▶ [Task brief]: List each line of the data that holds the string "mysql", please.

▶ [Source data]:
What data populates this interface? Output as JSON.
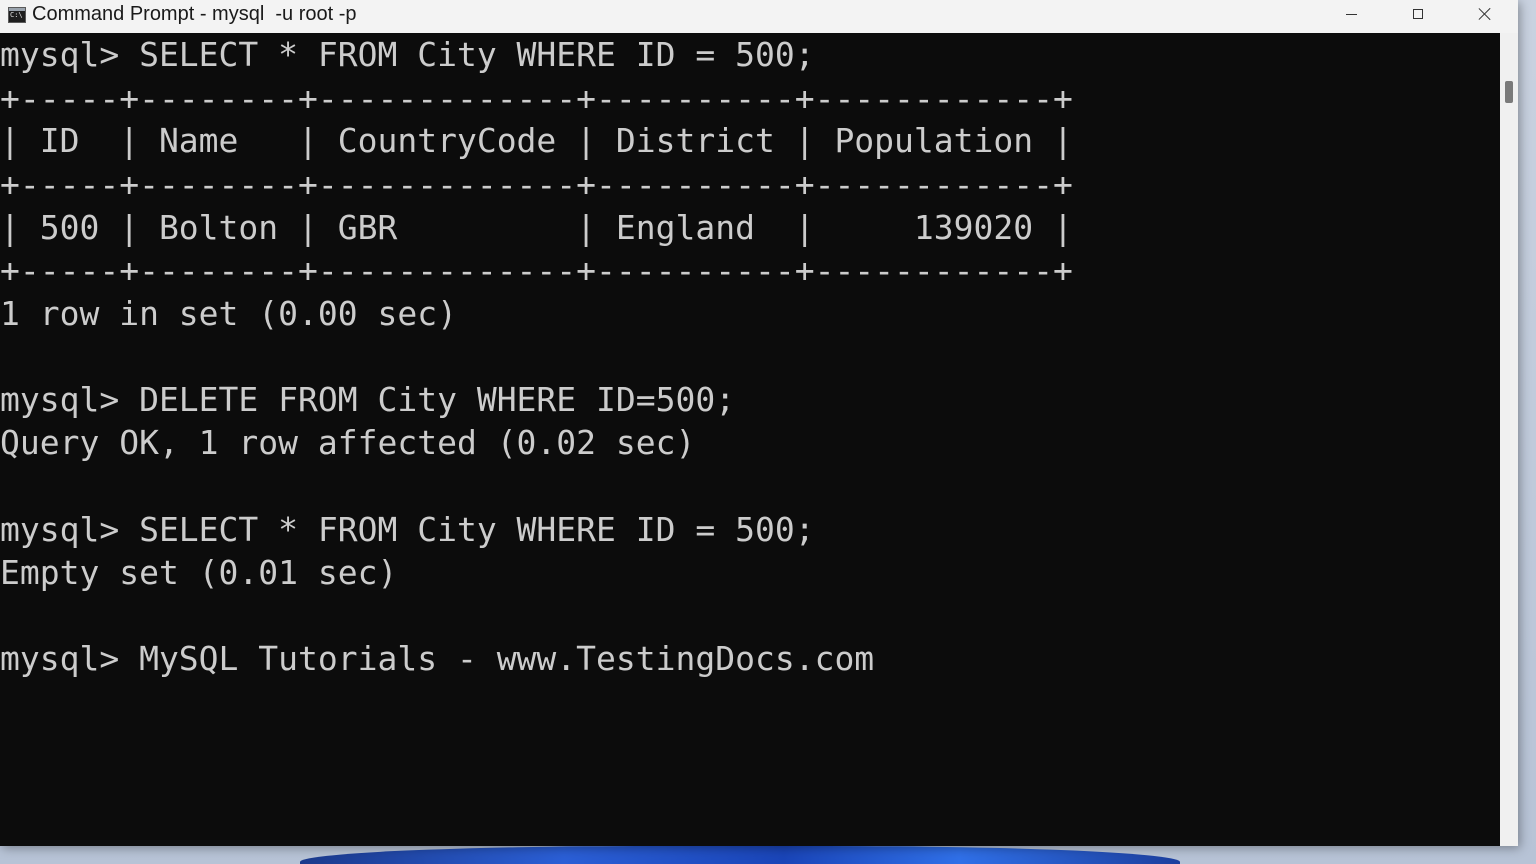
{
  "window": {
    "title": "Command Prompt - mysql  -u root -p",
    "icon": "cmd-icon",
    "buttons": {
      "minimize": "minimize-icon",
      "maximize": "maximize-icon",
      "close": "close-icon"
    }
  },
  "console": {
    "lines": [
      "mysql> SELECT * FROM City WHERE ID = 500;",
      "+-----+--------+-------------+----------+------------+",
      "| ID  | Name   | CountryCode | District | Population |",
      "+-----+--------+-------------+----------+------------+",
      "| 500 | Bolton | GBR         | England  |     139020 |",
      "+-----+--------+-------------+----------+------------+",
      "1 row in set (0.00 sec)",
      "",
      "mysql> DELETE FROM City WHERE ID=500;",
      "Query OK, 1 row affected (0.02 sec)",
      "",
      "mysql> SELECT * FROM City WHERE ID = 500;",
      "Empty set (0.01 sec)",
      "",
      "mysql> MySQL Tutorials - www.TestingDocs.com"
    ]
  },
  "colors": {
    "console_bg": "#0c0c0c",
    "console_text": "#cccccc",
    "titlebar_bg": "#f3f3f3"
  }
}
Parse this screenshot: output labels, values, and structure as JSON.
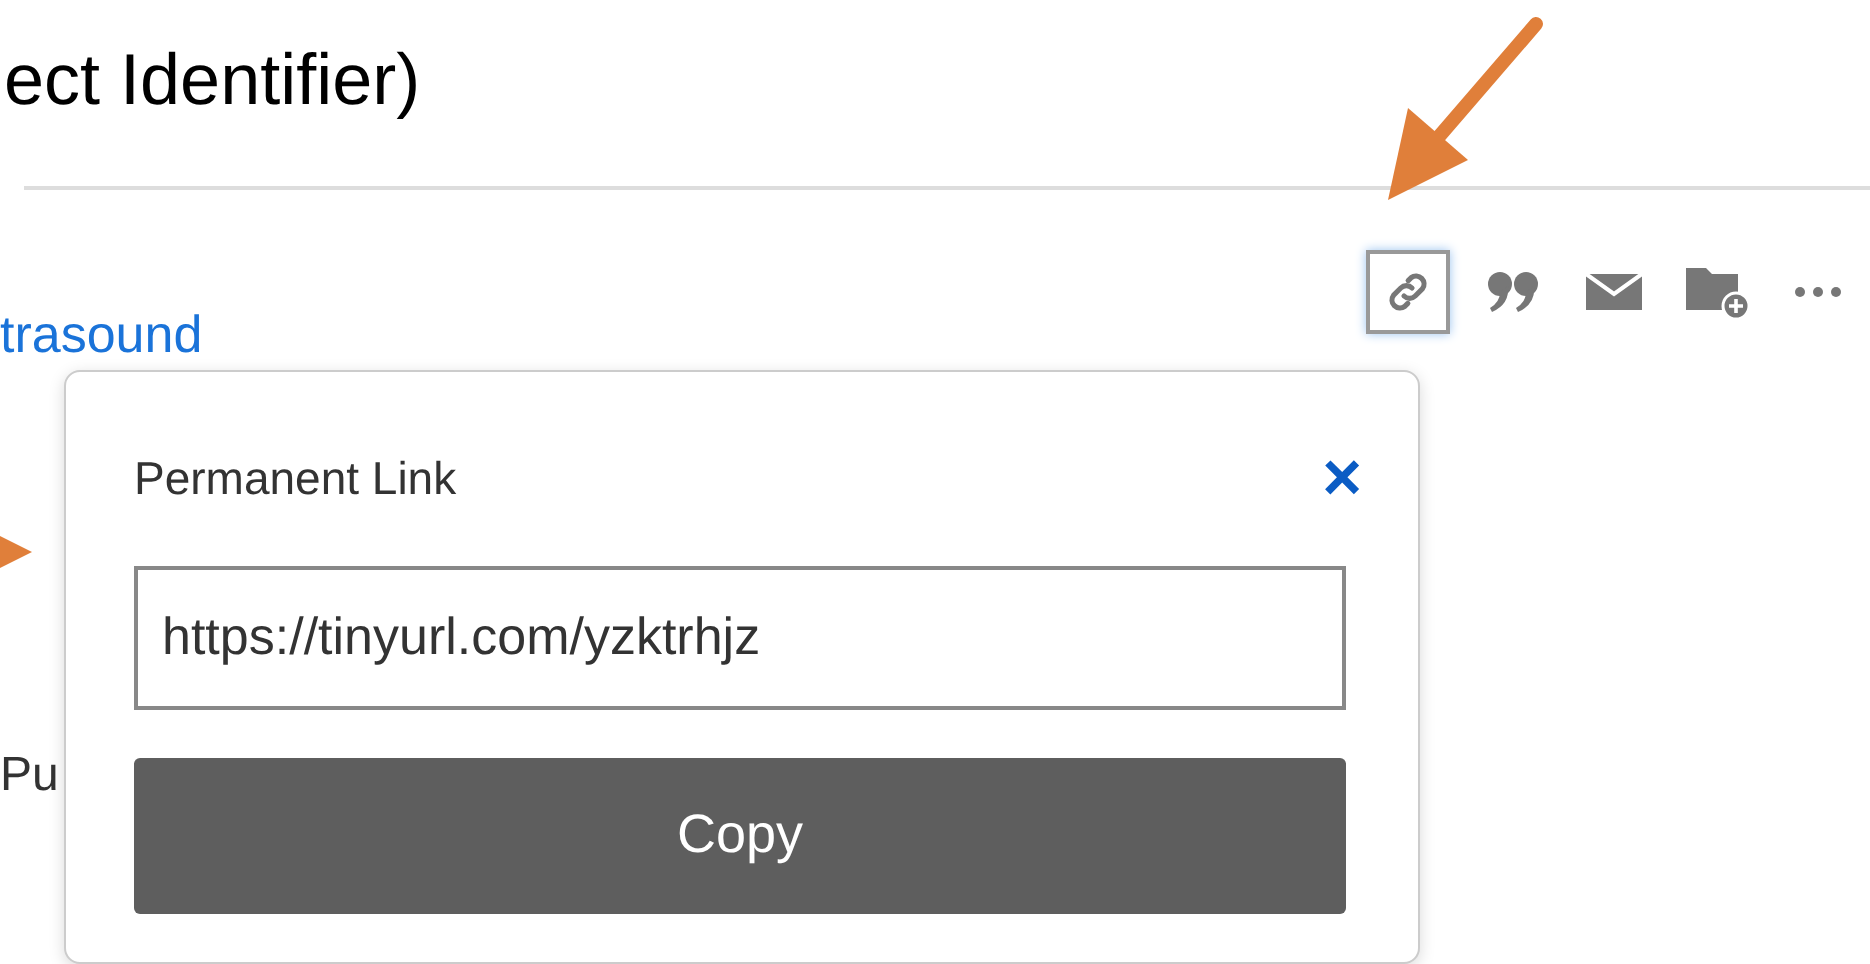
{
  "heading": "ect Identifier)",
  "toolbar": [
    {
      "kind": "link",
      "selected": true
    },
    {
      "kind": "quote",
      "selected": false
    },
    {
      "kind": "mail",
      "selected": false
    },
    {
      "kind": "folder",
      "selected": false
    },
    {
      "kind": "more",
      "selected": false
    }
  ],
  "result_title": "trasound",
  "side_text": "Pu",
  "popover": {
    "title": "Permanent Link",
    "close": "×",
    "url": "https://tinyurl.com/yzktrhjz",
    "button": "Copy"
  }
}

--

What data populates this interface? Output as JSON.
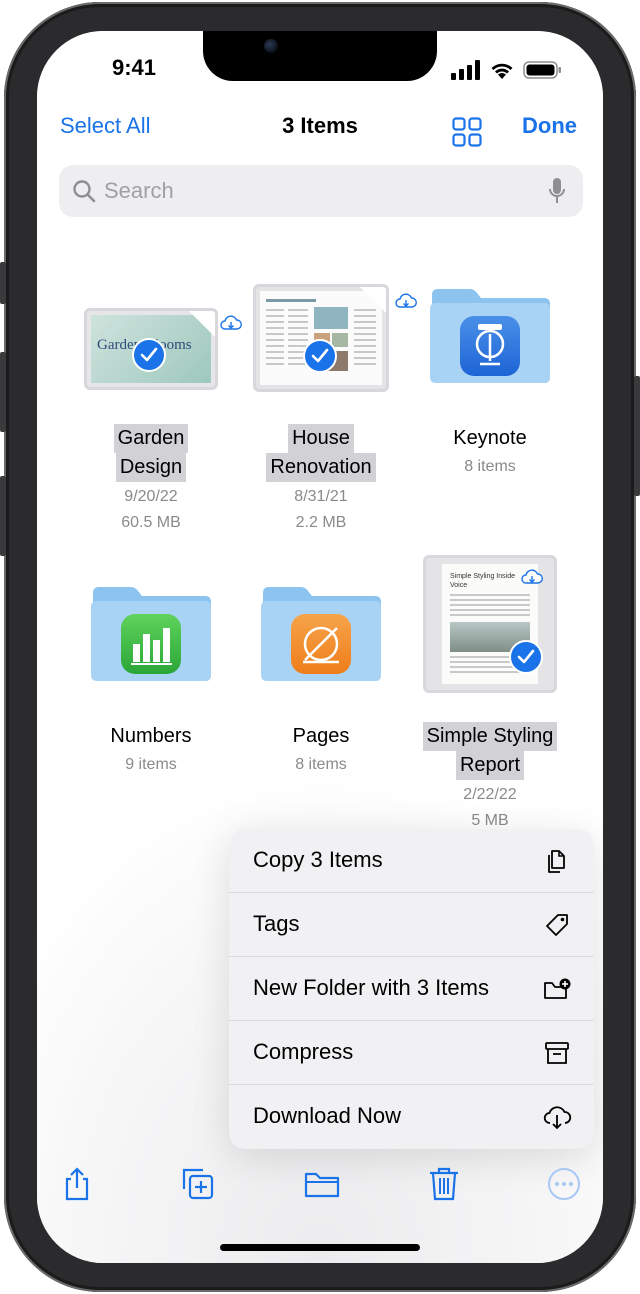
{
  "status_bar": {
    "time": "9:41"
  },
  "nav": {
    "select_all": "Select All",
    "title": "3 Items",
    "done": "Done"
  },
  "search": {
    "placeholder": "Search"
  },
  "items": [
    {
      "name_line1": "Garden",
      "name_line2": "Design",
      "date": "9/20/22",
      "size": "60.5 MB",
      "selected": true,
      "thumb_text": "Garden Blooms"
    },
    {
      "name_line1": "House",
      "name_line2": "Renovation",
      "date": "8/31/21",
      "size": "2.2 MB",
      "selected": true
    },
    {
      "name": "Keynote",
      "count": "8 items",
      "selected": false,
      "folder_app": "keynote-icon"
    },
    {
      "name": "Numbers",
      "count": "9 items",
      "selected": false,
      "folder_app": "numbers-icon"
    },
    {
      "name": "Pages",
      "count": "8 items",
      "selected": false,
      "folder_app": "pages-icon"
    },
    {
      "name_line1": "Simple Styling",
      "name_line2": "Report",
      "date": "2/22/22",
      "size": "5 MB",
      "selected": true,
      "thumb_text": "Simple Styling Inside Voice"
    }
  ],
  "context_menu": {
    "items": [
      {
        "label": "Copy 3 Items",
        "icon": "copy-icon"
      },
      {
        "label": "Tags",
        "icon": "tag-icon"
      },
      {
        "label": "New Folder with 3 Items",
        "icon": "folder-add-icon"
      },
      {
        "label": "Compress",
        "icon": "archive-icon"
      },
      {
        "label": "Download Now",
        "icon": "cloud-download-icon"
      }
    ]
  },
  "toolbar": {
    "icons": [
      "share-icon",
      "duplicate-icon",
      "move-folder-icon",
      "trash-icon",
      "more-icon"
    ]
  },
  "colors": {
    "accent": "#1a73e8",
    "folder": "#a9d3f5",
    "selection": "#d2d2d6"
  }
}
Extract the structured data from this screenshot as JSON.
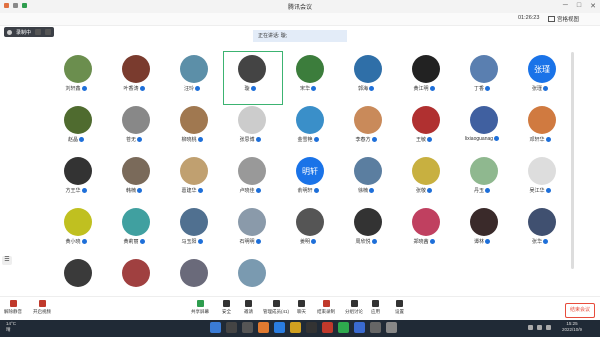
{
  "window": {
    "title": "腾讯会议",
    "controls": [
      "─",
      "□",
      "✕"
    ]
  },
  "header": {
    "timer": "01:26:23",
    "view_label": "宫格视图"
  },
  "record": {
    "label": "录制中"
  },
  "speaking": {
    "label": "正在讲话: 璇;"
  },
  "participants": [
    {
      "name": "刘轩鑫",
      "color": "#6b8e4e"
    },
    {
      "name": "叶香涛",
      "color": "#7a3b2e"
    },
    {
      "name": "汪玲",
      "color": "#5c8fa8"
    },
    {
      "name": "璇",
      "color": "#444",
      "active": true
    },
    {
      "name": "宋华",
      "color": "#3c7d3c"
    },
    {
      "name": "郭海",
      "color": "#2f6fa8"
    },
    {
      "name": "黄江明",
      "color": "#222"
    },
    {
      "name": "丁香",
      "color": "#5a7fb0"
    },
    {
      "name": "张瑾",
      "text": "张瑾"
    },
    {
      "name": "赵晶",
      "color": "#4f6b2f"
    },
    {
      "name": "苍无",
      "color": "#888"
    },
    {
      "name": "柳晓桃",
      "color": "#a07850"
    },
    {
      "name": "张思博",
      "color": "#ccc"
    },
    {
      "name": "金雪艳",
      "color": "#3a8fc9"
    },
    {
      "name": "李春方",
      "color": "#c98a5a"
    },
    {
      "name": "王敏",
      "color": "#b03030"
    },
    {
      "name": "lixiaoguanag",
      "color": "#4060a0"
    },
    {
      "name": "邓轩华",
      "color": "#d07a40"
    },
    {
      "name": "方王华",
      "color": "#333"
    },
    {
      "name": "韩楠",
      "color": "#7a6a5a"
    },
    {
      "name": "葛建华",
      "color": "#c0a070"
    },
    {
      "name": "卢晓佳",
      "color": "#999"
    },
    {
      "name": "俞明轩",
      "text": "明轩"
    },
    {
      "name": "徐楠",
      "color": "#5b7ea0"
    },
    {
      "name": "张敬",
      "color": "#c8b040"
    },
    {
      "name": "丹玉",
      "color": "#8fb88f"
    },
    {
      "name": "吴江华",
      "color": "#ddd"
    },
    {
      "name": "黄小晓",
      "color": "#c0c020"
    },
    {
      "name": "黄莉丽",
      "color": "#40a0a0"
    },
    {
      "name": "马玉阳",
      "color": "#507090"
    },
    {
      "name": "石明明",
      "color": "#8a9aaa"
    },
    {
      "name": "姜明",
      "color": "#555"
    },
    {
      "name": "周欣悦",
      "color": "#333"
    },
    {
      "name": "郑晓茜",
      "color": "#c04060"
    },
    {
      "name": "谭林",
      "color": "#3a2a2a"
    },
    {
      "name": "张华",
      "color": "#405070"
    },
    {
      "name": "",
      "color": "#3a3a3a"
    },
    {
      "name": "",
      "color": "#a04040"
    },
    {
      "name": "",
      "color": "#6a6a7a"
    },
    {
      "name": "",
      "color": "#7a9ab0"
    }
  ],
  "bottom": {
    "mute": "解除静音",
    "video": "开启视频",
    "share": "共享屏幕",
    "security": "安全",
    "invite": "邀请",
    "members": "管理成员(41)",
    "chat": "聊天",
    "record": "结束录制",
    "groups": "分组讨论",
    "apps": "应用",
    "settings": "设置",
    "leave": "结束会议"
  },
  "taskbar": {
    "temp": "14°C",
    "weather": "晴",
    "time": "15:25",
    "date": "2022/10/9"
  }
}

▶ [Answer]:
    "title": "Command Prompt - mysql  -u root -p",
      "mysql> SELECT * FROM City WHERE ID = 500;",
      "mysql> DELETE FROM City WHERE ID=500;",
      "mysql> SELECT * FROM City WHERE ID = 500;",
      "mysql> MySQL Tutorials - www.TestingDocs.com"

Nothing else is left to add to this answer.